* The task: Print again, word for word, all of the records below, and leave the pictures out.

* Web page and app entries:
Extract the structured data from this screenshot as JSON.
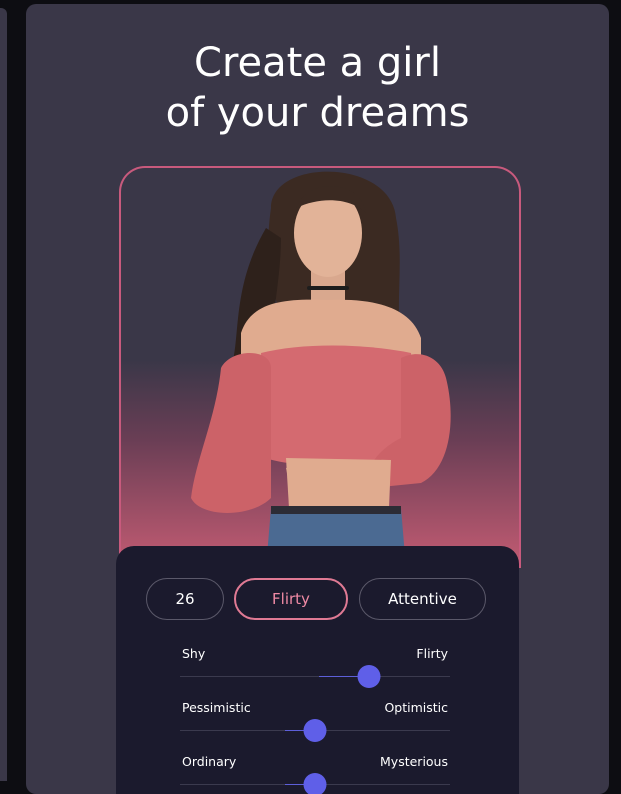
{
  "title_lines": [
    "Create a girl",
    "of your dreams"
  ],
  "chips": {
    "age": "26",
    "personality": "Flirty",
    "trait": "Attentive",
    "selected": "Flirty"
  },
  "colors": {
    "card_bg": "#3a3748",
    "panel_bg": "#1b1a2d",
    "accent_pink": "#e07a94",
    "slider_knob": "#5f5fe8",
    "frame_border": "#c85a7d"
  },
  "traits": [
    {
      "left": "Shy",
      "right": "Flirty",
      "value": 0.7
    },
    {
      "left": "Pessimistic",
      "right": "Optimistic",
      "value": 0.5
    },
    {
      "left": "Ordinary",
      "right": "Mysterious",
      "value": 0.5
    }
  ]
}
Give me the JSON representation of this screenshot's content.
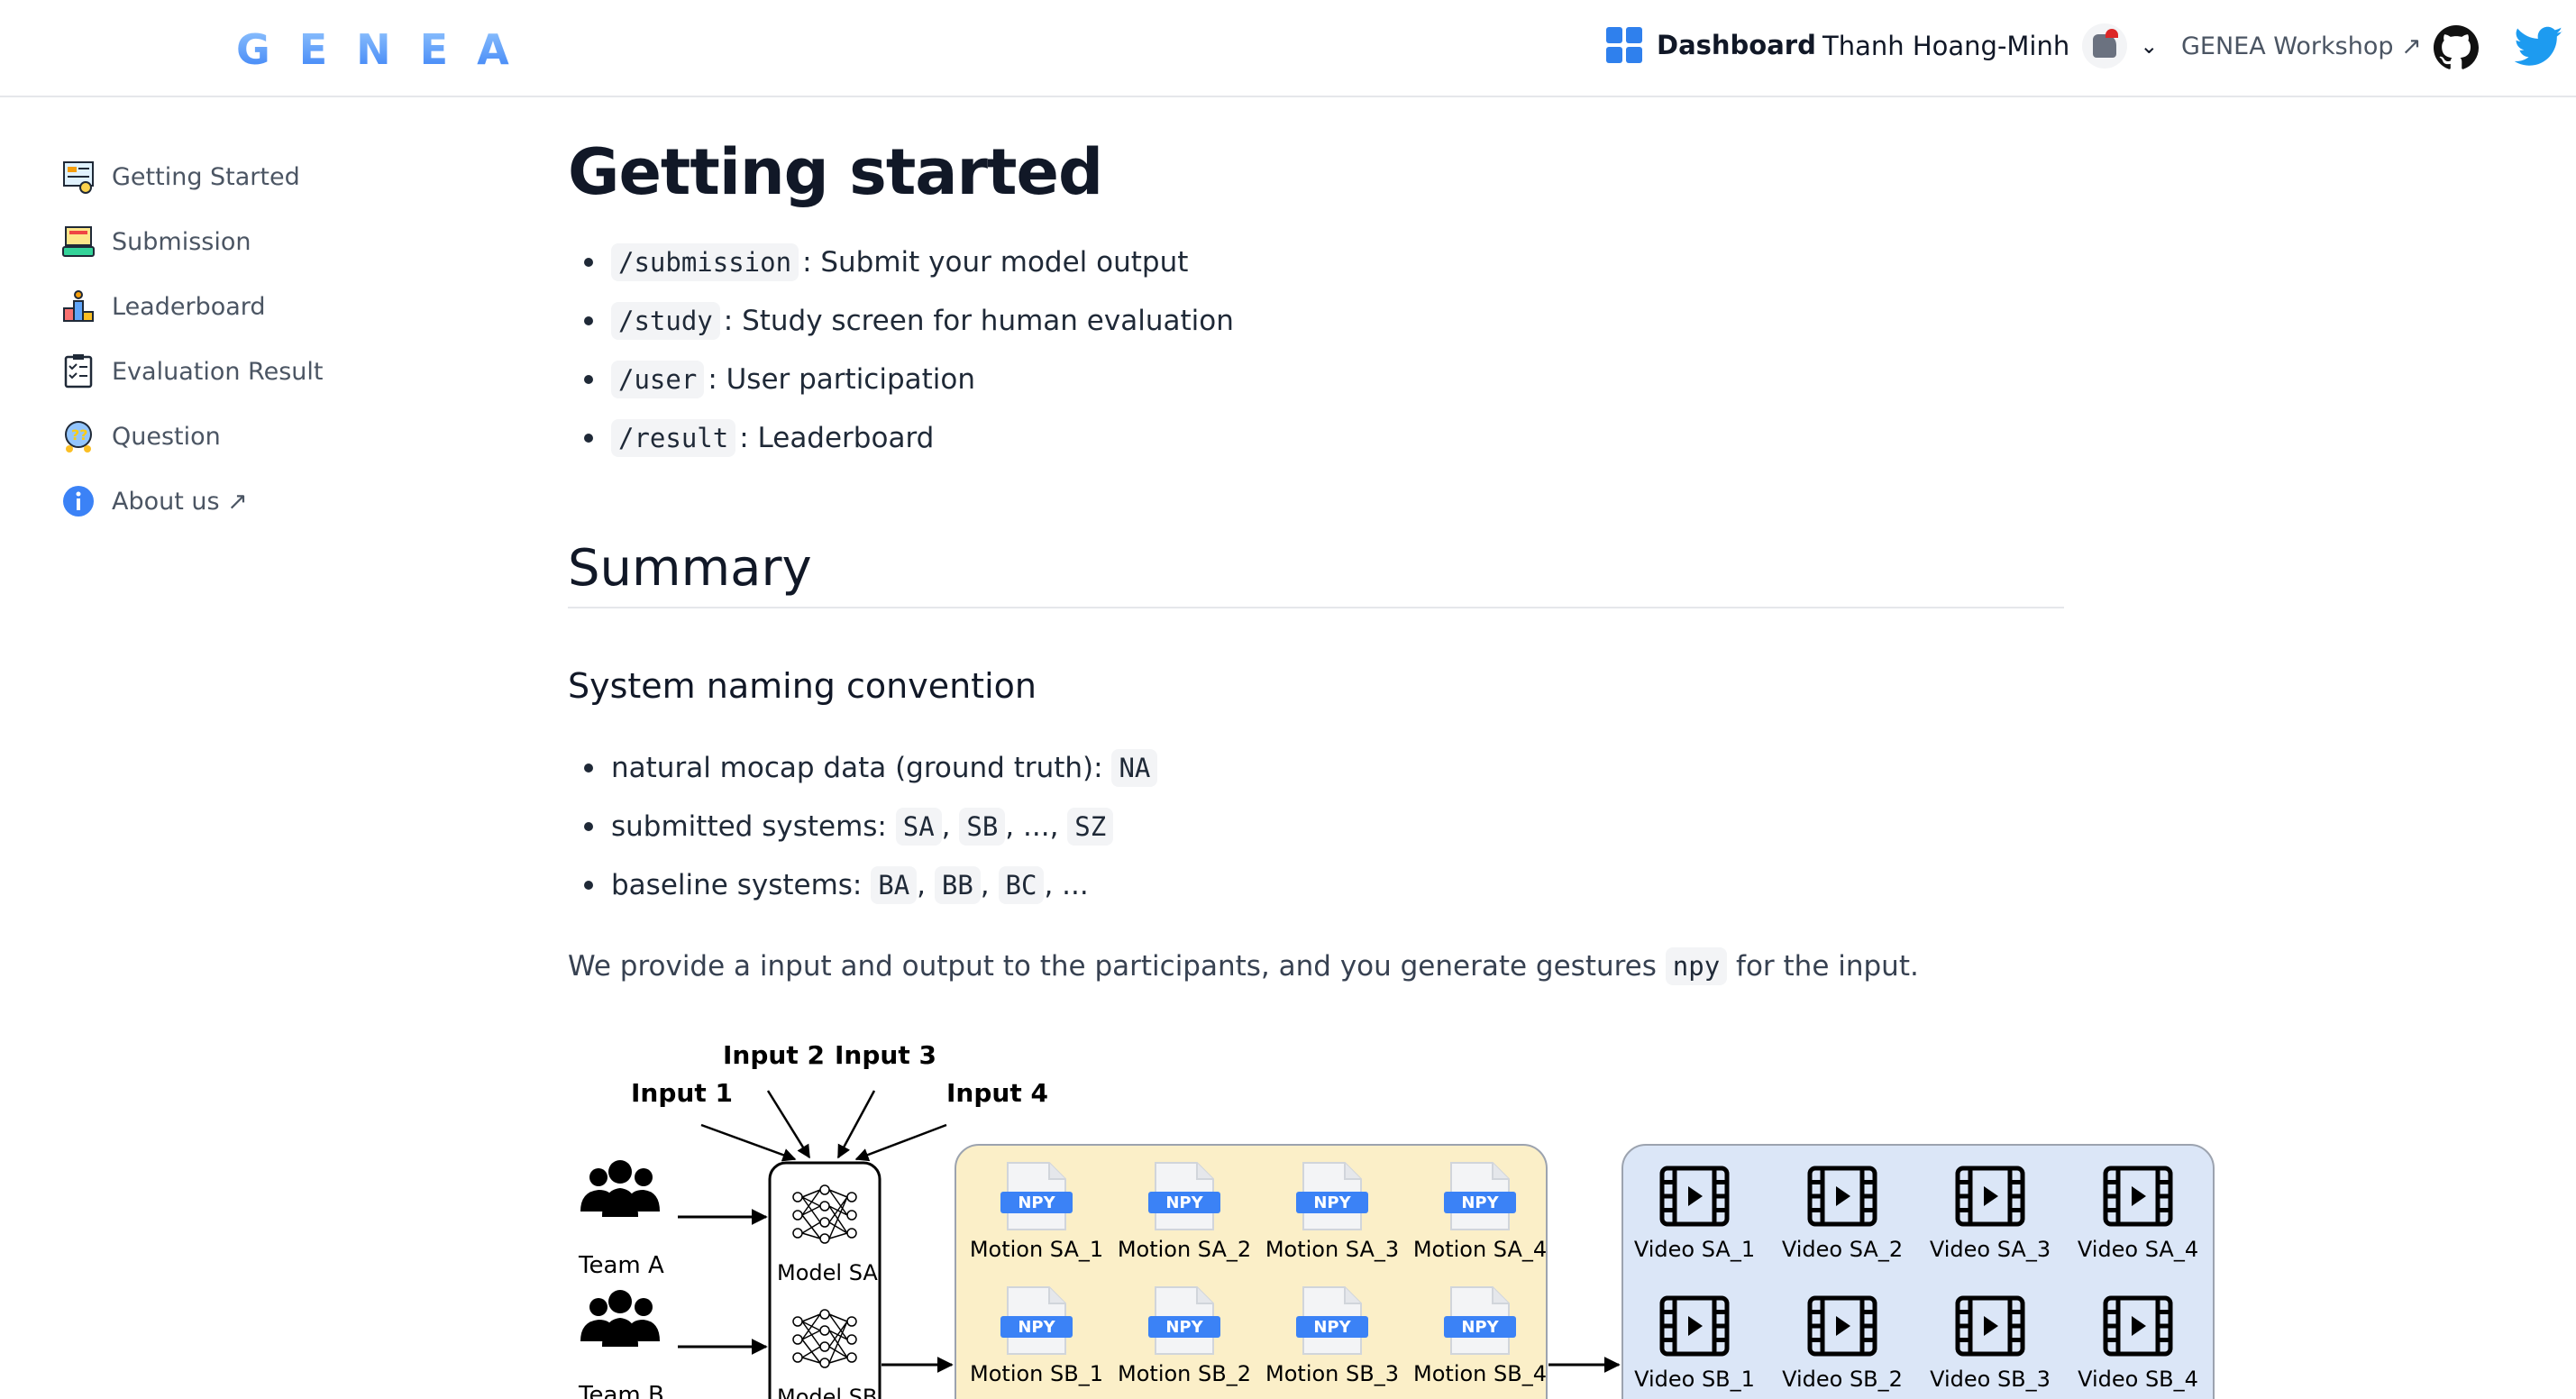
{
  "header": {
    "logo": "GENEA",
    "dashboard_label": "Dashboard",
    "user_name": "Thanh Hoang-Minh",
    "workshop_label": "GENEA Workshop ↗"
  },
  "sidebar": {
    "items": [
      {
        "label": "Getting Started",
        "icon": "getting-started-icon"
      },
      {
        "label": "Submission",
        "icon": "submission-icon"
      },
      {
        "label": "Leaderboard",
        "icon": "leaderboard-icon"
      },
      {
        "label": "Evaluation Result",
        "icon": "evaluation-icon"
      },
      {
        "label": "Question",
        "icon": "question-icon"
      },
      {
        "label": "About us ↗",
        "icon": "info-icon"
      }
    ]
  },
  "main": {
    "title": "Getting started",
    "commands": [
      {
        "code": "/submission",
        "text": ": Submit your model output"
      },
      {
        "code": "/study",
        "text": ": Study screen for human evaluation"
      },
      {
        "code": "/user",
        "text": ": User participation"
      },
      {
        "code": "/result",
        "text": ": Leaderboard"
      }
    ],
    "summary_heading": "Summary",
    "naming_heading": "System naming convention",
    "naming": {
      "natural_label": "natural mocap data (ground truth):",
      "natural_code": "NA",
      "submitted_label": "submitted systems:",
      "submitted_codes": [
        "SA",
        "SB",
        "SZ"
      ],
      "submitted_ellipsis": ", ...,",
      "baseline_label": "baseline systems:",
      "baseline_codes": [
        "BA",
        "BB",
        "BC"
      ],
      "baseline_tail": ", ..."
    },
    "provide_pre": "We provide a input and output to the participants, and you generate gestures",
    "provide_code": "npy",
    "provide_post": "for the input."
  },
  "diagram": {
    "inputs": [
      "Input 1",
      "Input 2",
      "Input 3",
      "Input 4"
    ],
    "teams": [
      "Team A",
      "Team B"
    ],
    "models": [
      "Model SA",
      "Model SB"
    ],
    "npy_badge": "NPY",
    "motions_row1": [
      "Motion SA_1",
      "Motion SA_2",
      "Motion SA_3",
      "Motion SA_4"
    ],
    "motions_row2": [
      "Motion SB_1",
      "Motion SB_2",
      "Motion SB_3",
      "Motion SB_4"
    ],
    "videos_row1": [
      "Video SA_1",
      "Video SA_2",
      "Video SA_3",
      "Video SA_4"
    ],
    "videos_row2": [
      "Video SB_1",
      "Video SB_2",
      "Video SB_3",
      "Video SB_4"
    ],
    "colors": {
      "motion_box": "#fbefc8",
      "video_box": "#dbe6f7",
      "npy_blue": "#3b82f6"
    }
  }
}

* Reply:
Extract the structured data from this screenshot as JSON.
{
  "title_lines": [
    "Create a girl",
    "of your dreams"
  ],
  "chips": {
    "age": "26",
    "personality": "Flirty",
    "trait": "Attentive",
    "selected": "Flirty"
  },
  "colors": {
    "card_bg": "#3a3748",
    "panel_bg": "#1b1a2d",
    "accent_pink": "#e07a94",
    "slider_knob": "#5f5fe8",
    "frame_border": "#c85a7d"
  },
  "traits": [
    {
      "left": "Shy",
      "right": "Flirty",
      "value": 0.7
    },
    {
      "left": "Pessimistic",
      "right": "Optimistic",
      "value": 0.5
    },
    {
      "left": "Ordinary",
      "right": "Mysterious",
      "value": 0.5
    }
  ]
}
Give me the JSON representation of this screenshot's content.
{
  "header": {
    "logo": "GENEA",
    "dashboard_label": "Dashboard",
    "user_name": "Thanh Hoang-Minh",
    "workshop_label": "GENEA Workshop ↗"
  },
  "sidebar": {
    "items": [
      {
        "label": "Getting Started",
        "icon": "getting-started-icon"
      },
      {
        "label": "Submission",
        "icon": "submission-icon"
      },
      {
        "label": "Leaderboard",
        "icon": "leaderboard-icon"
      },
      {
        "label": "Evaluation Result",
        "icon": "evaluation-icon"
      },
      {
        "label": "Question",
        "icon": "question-icon"
      },
      {
        "label": "About us ↗",
        "icon": "info-icon"
      }
    ]
  },
  "main": {
    "title": "Getting started",
    "commands": [
      {
        "code": "/submission",
        "text": ": Submit your model output"
      },
      {
        "code": "/study",
        "text": ": Study screen for human evaluation"
      },
      {
        "code": "/user",
        "text": ": User participation"
      },
      {
        "code": "/result",
        "text": ": Leaderboard"
      }
    ],
    "summary_heading": "Summary",
    "naming_heading": "System naming convention",
    "naming": {
      "natural_label": "natural mocap data (ground truth):",
      "natural_code": "NA",
      "submitted_label": "submitted systems:",
      "submitted_codes": [
        "SA",
        "SB",
        "SZ"
      ],
      "submitted_ellipsis": ", ...,",
      "baseline_label": "baseline systems:",
      "baseline_codes": [
        "BA",
        "BB",
        "BC"
      ],
      "baseline_tail": ", ..."
    },
    "provide_pre": "We provide a input and output to the participants, and you generate gestures",
    "provide_code": "npy",
    "provide_post": "for the input."
  },
  "diagram": {
    "inputs": [
      "Input 1",
      "Input 2",
      "Input 3",
      "Input 4"
    ],
    "teams": [
      "Team A",
      "Team B"
    ],
    "models": [
      "Model SA",
      "Model SB"
    ],
    "npy_badge": "NPY",
    "motions_row1": [
      "Motion SA_1",
      "Motion SA_2",
      "Motion SA_3",
      "Motion SA_4"
    ],
    "motions_row2": [
      "Motion SB_1",
      "Motion SB_2",
      "Motion SB_3",
      "Motion SB_4"
    ],
    "videos_row1": [
      "Video SA_1",
      "Video SA_2",
      "Video SA_3",
      "Video SA_4"
    ],
    "videos_row2": [
      "Video SB_1",
      "Video SB_2",
      "Video SB_3",
      "Video SB_4"
    ],
    "colors": {
      "motion_box": "#fbefc8",
      "video_box": "#dbe6f7",
      "npy_blue": "#3b82f6"
    }
  }
}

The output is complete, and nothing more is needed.